Attorneys for the state, who took Freedman’s ruling to the high court, did not immediately respond to the petition. Department of Education officials said they intended to file briefs in the next few weeks. On May 12, Freedman suspended the graduation requirement for the Class of 2006, saying California was ill-equipped “to adequately prepare students to take the exam,” especially in poor, underfunded areas of the state.160Want local news?Sign up for the Localist and stay informed Something went wrong. Please try again.subscribeCongratulations! You’re all set! AD Quality Auto 360p 720p 1080p Top articles1/5READ MORE11 theater productions to see in Southern California this week, Dec. 27-Jan. 2This year’s senior class is the first required to pass the exit exam to graduate. Lawyers for the students volunteered to submit their briefings as early as today to the Fourth Division of the California Court of Appeals. The high court did not disagree with Alameda County Superior Court Judge Robert Freedman’s conclusion that the students may have had an unequal education, attorney Arturo Gonzalez said. The justices merely said that Freedman’s remedy – suspending the exit exam – was wrong. The court did not suggest an alternative, but asked the appeals court to work quickly. “Let’s let them graduate while we work out the legal issues,” Gonzalez said. SACRAMENTO – Students who sued the state for discrimination after failing the high school exit exam asked a state appeals court Thursday to immediately hear their claim that the requirement should be suspended so they can graduate this year. The state Supreme Court reinstated the test Wednesday for the Class of 2006, but left it up to the lower appeals court to decide on the merits of their claim that they should earn their diplomas despite failing the test. The plaintiffs, who are still learning to speak English, argued that the exam is discriminatory because all California students do not have equal preparation or instruction.
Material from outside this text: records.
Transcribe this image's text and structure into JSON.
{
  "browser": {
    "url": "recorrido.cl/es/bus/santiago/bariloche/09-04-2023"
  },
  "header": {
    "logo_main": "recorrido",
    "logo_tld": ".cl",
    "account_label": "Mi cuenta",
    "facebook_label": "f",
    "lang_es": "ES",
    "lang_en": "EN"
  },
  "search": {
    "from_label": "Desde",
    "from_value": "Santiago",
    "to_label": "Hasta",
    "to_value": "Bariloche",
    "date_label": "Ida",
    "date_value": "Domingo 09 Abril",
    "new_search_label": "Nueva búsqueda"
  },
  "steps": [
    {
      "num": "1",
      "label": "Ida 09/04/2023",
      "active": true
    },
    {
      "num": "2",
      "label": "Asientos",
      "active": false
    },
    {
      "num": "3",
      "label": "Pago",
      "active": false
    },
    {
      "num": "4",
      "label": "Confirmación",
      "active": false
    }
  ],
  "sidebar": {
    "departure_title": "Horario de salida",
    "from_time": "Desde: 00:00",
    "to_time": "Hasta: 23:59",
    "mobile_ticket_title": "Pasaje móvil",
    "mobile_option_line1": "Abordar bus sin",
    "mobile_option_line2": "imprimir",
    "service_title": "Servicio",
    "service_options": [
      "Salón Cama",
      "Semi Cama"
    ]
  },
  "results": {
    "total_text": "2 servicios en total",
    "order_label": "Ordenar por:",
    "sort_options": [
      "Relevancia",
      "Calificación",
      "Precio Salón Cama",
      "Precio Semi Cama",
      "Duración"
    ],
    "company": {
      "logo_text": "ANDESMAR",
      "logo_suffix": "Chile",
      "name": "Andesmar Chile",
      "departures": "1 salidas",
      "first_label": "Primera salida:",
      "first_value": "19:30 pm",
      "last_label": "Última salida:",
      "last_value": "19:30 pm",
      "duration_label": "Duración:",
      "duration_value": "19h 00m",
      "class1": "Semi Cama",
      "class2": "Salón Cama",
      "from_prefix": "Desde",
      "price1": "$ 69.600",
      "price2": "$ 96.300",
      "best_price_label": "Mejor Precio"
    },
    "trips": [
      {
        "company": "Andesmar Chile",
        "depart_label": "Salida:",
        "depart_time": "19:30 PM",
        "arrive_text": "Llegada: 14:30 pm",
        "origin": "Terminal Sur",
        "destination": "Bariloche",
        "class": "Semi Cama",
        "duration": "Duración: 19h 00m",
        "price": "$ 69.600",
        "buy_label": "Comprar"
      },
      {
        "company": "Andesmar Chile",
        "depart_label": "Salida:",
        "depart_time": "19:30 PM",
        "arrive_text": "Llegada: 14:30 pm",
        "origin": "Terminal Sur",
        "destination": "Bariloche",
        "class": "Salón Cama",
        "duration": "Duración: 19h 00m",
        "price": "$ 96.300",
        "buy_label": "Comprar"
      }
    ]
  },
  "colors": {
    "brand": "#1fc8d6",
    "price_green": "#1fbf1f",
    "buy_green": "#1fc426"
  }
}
The high court ordered a state appeals court to hold hearings in the case, which affects about 47,000 students who did not pass the English and math portions by March.